**EXERCISE GOAL**
The answer should consist of all the entries, repeated word for word.

Entries taken from a collection:
┌──

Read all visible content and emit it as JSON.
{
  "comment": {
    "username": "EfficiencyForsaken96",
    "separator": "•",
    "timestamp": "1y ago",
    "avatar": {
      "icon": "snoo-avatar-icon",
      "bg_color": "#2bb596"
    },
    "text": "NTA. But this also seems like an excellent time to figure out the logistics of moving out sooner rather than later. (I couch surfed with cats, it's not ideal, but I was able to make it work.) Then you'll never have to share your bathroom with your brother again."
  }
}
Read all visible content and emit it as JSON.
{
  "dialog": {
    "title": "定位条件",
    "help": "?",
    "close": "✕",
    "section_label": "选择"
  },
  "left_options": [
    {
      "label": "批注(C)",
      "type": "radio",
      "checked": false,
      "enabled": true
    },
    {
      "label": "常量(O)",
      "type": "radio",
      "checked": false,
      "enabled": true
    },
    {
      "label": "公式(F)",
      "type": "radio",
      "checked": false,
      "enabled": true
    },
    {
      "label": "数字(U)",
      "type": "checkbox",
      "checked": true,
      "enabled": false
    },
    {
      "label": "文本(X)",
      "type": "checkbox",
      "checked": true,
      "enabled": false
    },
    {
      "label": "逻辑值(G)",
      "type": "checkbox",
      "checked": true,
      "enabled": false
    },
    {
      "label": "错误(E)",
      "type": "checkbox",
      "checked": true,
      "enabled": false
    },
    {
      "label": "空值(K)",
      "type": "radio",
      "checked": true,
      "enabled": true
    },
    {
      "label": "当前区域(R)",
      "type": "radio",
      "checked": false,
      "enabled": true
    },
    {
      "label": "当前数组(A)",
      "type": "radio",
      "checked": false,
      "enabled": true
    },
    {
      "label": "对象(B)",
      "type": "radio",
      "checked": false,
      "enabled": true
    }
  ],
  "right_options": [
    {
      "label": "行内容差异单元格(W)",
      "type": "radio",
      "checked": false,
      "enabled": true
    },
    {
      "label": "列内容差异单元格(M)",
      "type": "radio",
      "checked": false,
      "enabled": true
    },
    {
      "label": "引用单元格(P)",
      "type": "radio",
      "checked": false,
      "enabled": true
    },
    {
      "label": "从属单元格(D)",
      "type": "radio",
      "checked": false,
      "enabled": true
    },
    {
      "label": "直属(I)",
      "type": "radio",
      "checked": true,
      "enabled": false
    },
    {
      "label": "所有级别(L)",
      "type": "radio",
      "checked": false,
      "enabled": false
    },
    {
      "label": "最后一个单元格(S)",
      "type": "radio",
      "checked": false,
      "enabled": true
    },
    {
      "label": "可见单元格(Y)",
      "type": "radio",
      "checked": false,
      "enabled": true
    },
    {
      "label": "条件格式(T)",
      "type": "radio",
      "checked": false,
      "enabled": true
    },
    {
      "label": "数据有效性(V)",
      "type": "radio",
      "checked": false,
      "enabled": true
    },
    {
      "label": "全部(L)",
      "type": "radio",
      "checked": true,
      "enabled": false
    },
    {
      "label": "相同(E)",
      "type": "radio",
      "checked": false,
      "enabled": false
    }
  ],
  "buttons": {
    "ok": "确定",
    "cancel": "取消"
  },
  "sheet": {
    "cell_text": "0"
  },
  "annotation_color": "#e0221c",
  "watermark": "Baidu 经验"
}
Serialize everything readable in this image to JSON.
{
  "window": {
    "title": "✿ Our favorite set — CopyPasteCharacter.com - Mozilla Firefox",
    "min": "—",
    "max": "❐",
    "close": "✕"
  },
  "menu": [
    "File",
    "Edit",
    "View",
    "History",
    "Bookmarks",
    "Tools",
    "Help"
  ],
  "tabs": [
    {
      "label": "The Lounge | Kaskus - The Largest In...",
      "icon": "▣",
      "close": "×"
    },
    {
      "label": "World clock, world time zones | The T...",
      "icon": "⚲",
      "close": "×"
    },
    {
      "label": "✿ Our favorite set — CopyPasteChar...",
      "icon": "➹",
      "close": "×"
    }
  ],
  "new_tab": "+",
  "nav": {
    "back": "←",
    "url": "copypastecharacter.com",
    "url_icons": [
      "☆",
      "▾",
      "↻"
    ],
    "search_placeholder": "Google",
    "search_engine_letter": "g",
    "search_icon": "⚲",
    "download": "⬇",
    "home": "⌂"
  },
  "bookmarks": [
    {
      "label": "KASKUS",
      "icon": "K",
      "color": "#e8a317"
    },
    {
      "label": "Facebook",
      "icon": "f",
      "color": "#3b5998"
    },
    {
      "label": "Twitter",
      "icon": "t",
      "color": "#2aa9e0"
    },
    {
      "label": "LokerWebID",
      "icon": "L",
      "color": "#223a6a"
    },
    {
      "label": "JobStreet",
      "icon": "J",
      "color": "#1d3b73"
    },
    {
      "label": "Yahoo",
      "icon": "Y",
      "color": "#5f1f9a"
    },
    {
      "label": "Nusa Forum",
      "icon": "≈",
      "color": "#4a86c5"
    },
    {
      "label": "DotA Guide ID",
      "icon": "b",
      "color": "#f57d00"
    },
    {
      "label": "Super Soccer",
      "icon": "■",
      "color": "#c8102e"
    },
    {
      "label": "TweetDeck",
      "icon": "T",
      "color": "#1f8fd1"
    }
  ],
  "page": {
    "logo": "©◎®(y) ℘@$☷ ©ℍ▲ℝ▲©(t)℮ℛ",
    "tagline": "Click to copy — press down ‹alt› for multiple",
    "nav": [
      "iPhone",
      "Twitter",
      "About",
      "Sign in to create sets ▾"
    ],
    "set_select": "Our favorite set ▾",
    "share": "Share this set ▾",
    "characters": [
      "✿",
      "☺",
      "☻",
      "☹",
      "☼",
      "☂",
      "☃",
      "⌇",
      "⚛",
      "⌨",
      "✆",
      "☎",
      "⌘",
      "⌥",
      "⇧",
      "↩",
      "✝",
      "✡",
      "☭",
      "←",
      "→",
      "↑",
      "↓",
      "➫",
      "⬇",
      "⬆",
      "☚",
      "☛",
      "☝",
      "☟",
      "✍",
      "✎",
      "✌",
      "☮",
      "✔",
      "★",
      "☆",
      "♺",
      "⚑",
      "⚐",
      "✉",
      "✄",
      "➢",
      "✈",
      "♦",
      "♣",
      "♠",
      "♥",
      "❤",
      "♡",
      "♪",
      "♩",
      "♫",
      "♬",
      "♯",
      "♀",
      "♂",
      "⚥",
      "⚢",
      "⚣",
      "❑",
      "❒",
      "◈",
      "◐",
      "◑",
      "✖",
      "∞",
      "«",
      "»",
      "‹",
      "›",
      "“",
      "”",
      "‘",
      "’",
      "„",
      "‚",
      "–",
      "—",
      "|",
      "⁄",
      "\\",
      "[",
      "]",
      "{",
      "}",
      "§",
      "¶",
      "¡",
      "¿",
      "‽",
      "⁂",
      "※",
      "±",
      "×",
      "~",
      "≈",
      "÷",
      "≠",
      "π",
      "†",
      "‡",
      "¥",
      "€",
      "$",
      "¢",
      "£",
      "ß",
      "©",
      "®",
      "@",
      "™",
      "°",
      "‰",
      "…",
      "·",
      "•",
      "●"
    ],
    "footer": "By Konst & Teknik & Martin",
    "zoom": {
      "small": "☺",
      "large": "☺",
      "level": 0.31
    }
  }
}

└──

**SOLUTION FOR THIS PROBLEM**
Read all visible content and emit it as JSON.
{
  "comment": {
    "username": "EfficiencyForsaken96",
    "separator": "•",
    "timestamp": "1y ago",
    "avatar": {
      "icon": "snoo-avatar-icon",
      "bg_color": "#2bb596"
    },
    "text": "NTA. But this also seems like an excellent time to figure out the logistics of moving out sooner rather than later. (I couch surfed with cats, it's not ideal, but I was able to make it work.) Then you'll never have to share your bathroom with your brother again."
  }
}
Read all visible content and emit it as JSON.
{
  "dialog": {
    "title": "定位条件",
    "help": "?",
    "close": "✕",
    "section_label": "选择"
  },
  "left_options": [
    {
      "label": "批注(C)",
      "type": "radio",
      "checked": false,
      "enabled": true
    },
    {
      "label": "常量(O)",
      "type": "radio",
      "checked": false,
      "enabled": true
    },
    {
      "label": "公式(F)",
      "type": "radio",
      "checked": false,
      "enabled": true
    },
    {
      "label": "数字(U)",
      "type": "checkbox",
      "checked": true,
      "enabled": false
    },
    {
      "label": "文本(X)",
      "type": "checkbox",
      "checked": true,
      "enabled": false
    },
    {
      "label": "逻辑值(G)",
      "type": "checkbox",
      "checked": true,
      "enabled": false
    },
    {
      "label": "错误(E)",
      "type": "checkbox",
      "checked": true,
      "enabled": false
    },
    {
      "label": "空值(K)",
      "type": "radio",
      "checked": true,
      "enabled": true
    },
    {
      "label": "当前区域(R)",
      "type": "radio",
      "checked": false,
      "enabled": true
    },
    {
      "label": "当前数组(A)",
      "type": "radio",
      "checked": false,
      "enabled": true
    },
    {
      "label": "对象(B)",
      "type": "radio",
      "checked": false,
      "enabled": true
    }
  ],
  "right_options": [
    {
      "label": "行内容差异单元格(W)",
      "type": "radio",
      "checked": false,
      "enabled": true
    },
    {
      "label": "列内容差异单元格(M)",
      "type": "radio",
      "checked": false,
      "enabled": true
    },
    {
      "label": "引用单元格(P)",
      "type": "radio",
      "checked": false,
      "enabled": true
    },
    {
      "label": "从属单元格(D)",
      "type": "radio",
      "checked": false,
      "enabled": true
    },
    {
      "label": "直属(I)",
      "type": "radio",
      "checked": true,
      "enabled": false
    },
    {
      "label": "所有级别(L)",
      "type": "radio",
      "checked": false,
      "enabled": false
    },
    {
      "label": "最后一个单元格(S)",
      "type": "radio",
      "checked": false,
      "enabled": true
    },
    {
      "label": "可见单元格(Y)",
      "type": "radio",
      "checked": false,
      "enabled": true
    },
    {
      "label": "条件格式(T)",
      "type": "radio",
      "checked": false,
      "enabled": true
    },
    {
      "label": "数据有效性(V)",
      "type": "radio",
      "checked": false,
      "enabled": true
    },
    {
      "label": "全部(L)",
      "type": "radio",
      "checked": true,
      "enabled": false
    },
    {
      "label": "相同(E)",
      "type": "radio",
      "checked": false,
      "enabled": false
    }
  ],
  "buttons": {
    "ok": "确定",
    "cancel": "取消"
  },
  "sheet": {
    "cell_text": "0"
  },
  "annotation_color": "#e0221c",
  "watermark": "Baidu 经验"
}
Serialize everything readable in this image to JSON.
{
  "window": {
    "title": "✿ Our favorite set — CopyPasteCharacter.com - Mozilla Firefox",
    "min": "—",
    "max": "❐",
    "close": "✕"
  },
  "menu": [
    "File",
    "Edit",
    "View",
    "History",
    "Bookmarks",
    "Tools",
    "Help"
  ],
  "tabs": [
    {
      "label": "The Lounge | Kaskus - The Largest In...",
      "icon": "▣",
      "close": "×"
    },
    {
      "label": "World clock, world time zones | The T...",
      "icon": "⚲",
      "close": "×"
    },
    {
      "label": "✿ Our favorite set — CopyPasteChar...",
      "icon": "➹",
      "close": "×"
    }
  ],
  "new_tab": "+",
  "nav": {
    "back": "←",
    "url": "copypastecharacter.com",
    "url_icons": [
      "☆",
      "▾",
      "↻"
    ],
    "search_placeholder": "Google",
    "search_engine_letter": "g",
    "search_icon": "⚲",
    "download": "⬇",
    "home": "⌂"
  },
  "bookmarks": [
    {
      "label": "KASKUS",
      "icon": "K",
      "color": "#e8a317"
    },
    {
      "label": "Facebook",
      "icon": "f",
      "color": "#3b5998"
    },
    {
      "label": "Twitter",
      "icon": "t",
      "color": "#2aa9e0"
    },
    {
      "label": "LokerWebID",
      "icon": "L",
      "color": "#223a6a"
    },
    {
      "label": "JobStreet",
      "icon": "J",
      "color": "#1d3b73"
    },
    {
      "label": "Yahoo",
      "icon": "Y",
      "color": "#5f1f9a"
    },
    {
      "label": "Nusa Forum",
      "icon": "≈",
      "color": "#4a86c5"
    },
    {
      "label": "DotA Guide ID",
      "icon": "b",
      "color": "#f57d00"
    },
    {
      "label": "Super Soccer",
      "icon": "■",
      "color": "#c8102e"
    },
    {
      "label": "TweetDeck",
      "icon": "T",
      "color": "#1f8fd1"
    }
  ],
  "page": {
    "logo": "©◎®(y) ℘@$☷ ©ℍ▲ℝ▲©(t)℮ℛ",
    "tagline": "Click to copy — press down ‹alt› for multiple",
    "nav": [
      "iPhone",
      "Twitter",
      "About",
      "Sign in to create sets ▾"
    ],
    "set_select": "Our favorite set ▾",
    "share": "Share this set ▾",
    "characters": [
      "✿",
      "☺",
      "☻",
      "☹",
      "☼",
      "☂",
      "☃",
      "⌇",
      "⚛",
      "⌨",
      "✆",
      "☎",
      "⌘",
      "⌥",
      "⇧",
      "↩",
      "✝",
      "✡",
      "☭",
      "←",
      "→",
      "↑",
      "↓",
      "➫",
      "⬇",
      "⬆",
      "☚",
      "☛",
      "☝",
      "☟",
      "✍",
      "✎",
      "✌",
      "☮",
      "✔",
      "★",
      "☆",
      "♺",
      "⚑",
      "⚐",
      "✉",
      "✄",
      "➢",
      "✈",
      "♦",
      "♣",
      "♠",
      "♥",
      "❤",
      "♡",
      "♪",
      "♩",
      "♫",
      "♬",
      "♯",
      "♀",
      "♂",
      "⚥",
      "⚢",
      "⚣",
      "❑",
      "❒",
      "◈",
      "◐",
      "◑",
      "✖",
      "∞",
      "«",
      "»",
      "‹",
      "›",
      "“",
      "”",
      "‘",
      "’",
      "„",
      "‚",
      "–",
      "—",
      "|",
      "⁄",
      "\\",
      "[",
      "]",
      "{",
      "}",
      "§",
      "¶",
      "¡",
      "¿",
      "‽",
      "⁂",
      "※",
      "±",
      "×",
      "~",
      "≈",
      "÷",
      "≠",
      "π",
      "†",
      "‡",
      "¥",
      "€",
      "$",
      "¢",
      "£",
      "ß",
      "©",
      "®",
      "@",
      "™",
      "°",
      "‰",
      "…",
      "·",
      "•",
      "●"
    ],
    "footer": "By Konst & Teknik & Martin",
    "zoom": {
      "small": "☺",
      "large": "☺",
      "level": 0.31
    }
  }
}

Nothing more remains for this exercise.